On the other hand, BPM typically involves a more comprehensive and longer-term investment as it addresses the holistic optimization of business processes. While the upfront costs and implementation time may be higher, the potential ROI lies in improved agility, enhanced collaboration, and sustained process optimization over the long term.
Both RPA and BPM contribute to cost savings, increased productivity, and improved accuracy but the choice between them depends on the organization’s priorities and the nature of processes to be optimized.
Implementation of RPA vs BPM
RPA implementation is characterized by its agility and speed to allow organizations to quickly deploy software robots to automate specific tasks without extensive changes to existing systems. Its design often involves recording and replicating human interactions with applications to make it a relatively straightforward process that requires minimal disruption.
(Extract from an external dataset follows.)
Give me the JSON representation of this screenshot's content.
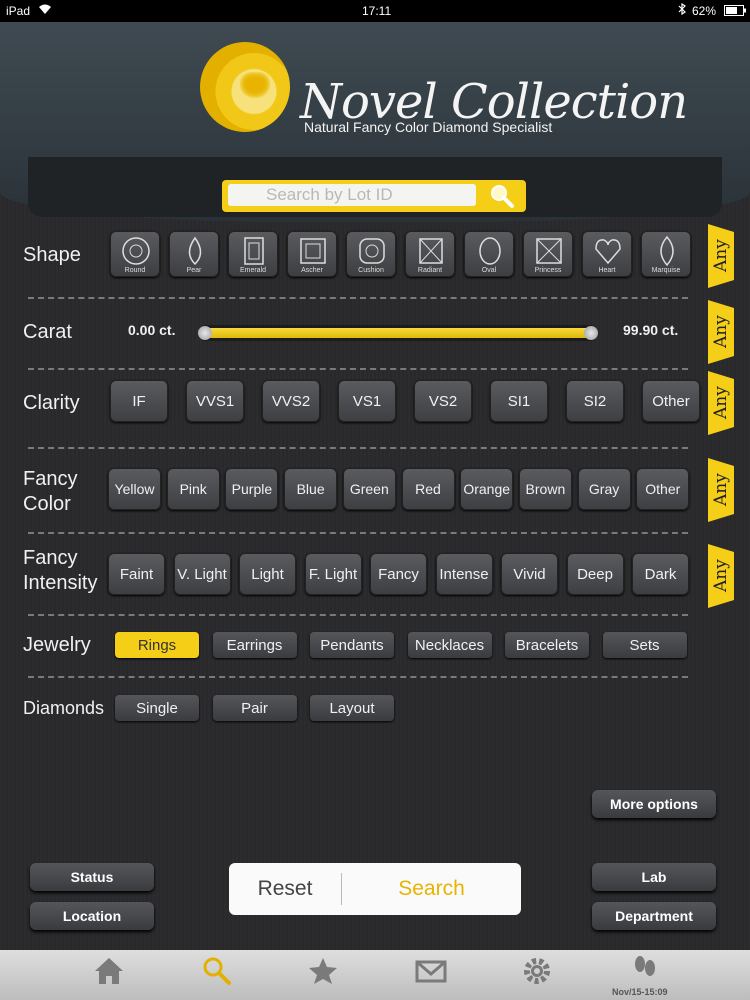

BPM implementation is a more comprehensive undertaking, involving the analysis, modeling, and redesign of entire business processes. It often requires a strategic approach, collaboration among different stakeholders, and a commitment to organizational change.
While RPA offers a rapid solution for targeted automation, BPM requires a more extensive and time-intensive effort. The choice between RPA and BPM implementation depends on the scale of transformation desired and the organizational readiness for change.
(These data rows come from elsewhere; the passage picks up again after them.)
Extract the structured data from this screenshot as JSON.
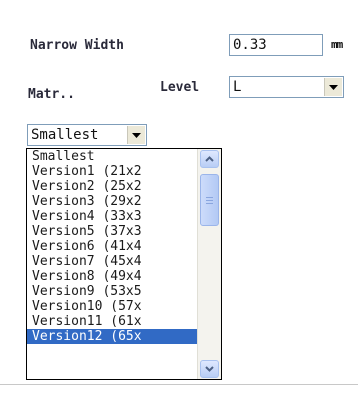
{
  "narrow_width": {
    "label": "Narrow Width",
    "value": "0.33",
    "unit": "mm"
  },
  "level": {
    "label": "Level",
    "selected": "L"
  },
  "matrix": {
    "label": "Matr..",
    "selected": "Smallest"
  },
  "dropdown": {
    "items": [
      "Smallest",
      "Version1 (21x2",
      "Version2 (25x2",
      "Version3 (29x2",
      "Version4 (33x3",
      "Version5 (37x3",
      "Version6 (41x4",
      "Version7 (45x4",
      "Version8 (49x4",
      "Version9 (53x5",
      "Version10 (57x",
      "Version11 (61x",
      "Version12 (65x"
    ],
    "highlighted_index": 12
  },
  "icons": {
    "combo_arrow": "chevron-down-icon",
    "scroll_up": "scroll-up-icon",
    "scroll_down": "scroll-down-icon"
  },
  "colors": {
    "selection": "#316ac5",
    "field_border": "#7f9db9",
    "scrollbar_button": "#c3d5fb"
  }
}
Scope and Focus of RPA vs BPM
Scope and focus constitute the first fundamental difference between Robotic Process Automation (RPA) and Business Process Management (BPM).
RPA is characterized by its narrower scope and rule-based tasks within operational processes. It excels at handling repetitive and structured activities, allowing for the swift and efficient automation of targeted functions.
While RPA is ideal for automating individual tasks at the operational level, BPM provides a comprehensive framework for managing and improving the entirety of business processes, aligning them with organizational goals and strategies
Scalability of RPA vs BPM
RPA offers a high degree of scalability for specific task automation by enabling the deployment of additional software robots as demands arise. This flexibility allows organizations to rapidly scale their automation efforts in response to changing workloads.
On the other hand, BPM may require a more strategic and phased scaling process. The scalability of BPM involves considerations not just for individual tasks but for the broader organizational impact, necessitating careful planning and implementation to ensure that changes are synchronized with the overarching business strategy.
Understanding the scalability dynamics of RPA and BPM is crucial for organizations seeking to optimize their operations effectively and sustainably over time.
|BPM detects bottlenecks in business processes and streamlines them to achieve shorter cycle times.
|RPA is used to create bots that can do time-consuming and low-complexity repetitive jobs.
|Provides a stable basis for processes that structure how a business runs
|Automate repetitious activities that are typically performed by humans
|3- Human Interaction
|Human tasks have been integrated into automated processes.
|Reduce or eliminate the need for human involvement in automated processes.
|Work on the structural level
|Interacts with high-level visuals and user interfaces
|BPM is a long-term approach that leads to increased efficiency, cost savings, agility, productivity, and compliance over a longer period of time.
|Benefits can be achieved quickly
|Implementation takes longer, but it has the potential to revolutionize the entire business and result in increased efficiency
|RPA implementation does not necessitate significant effort since solutions may function smoothly across the organization’s existing technical ecosystem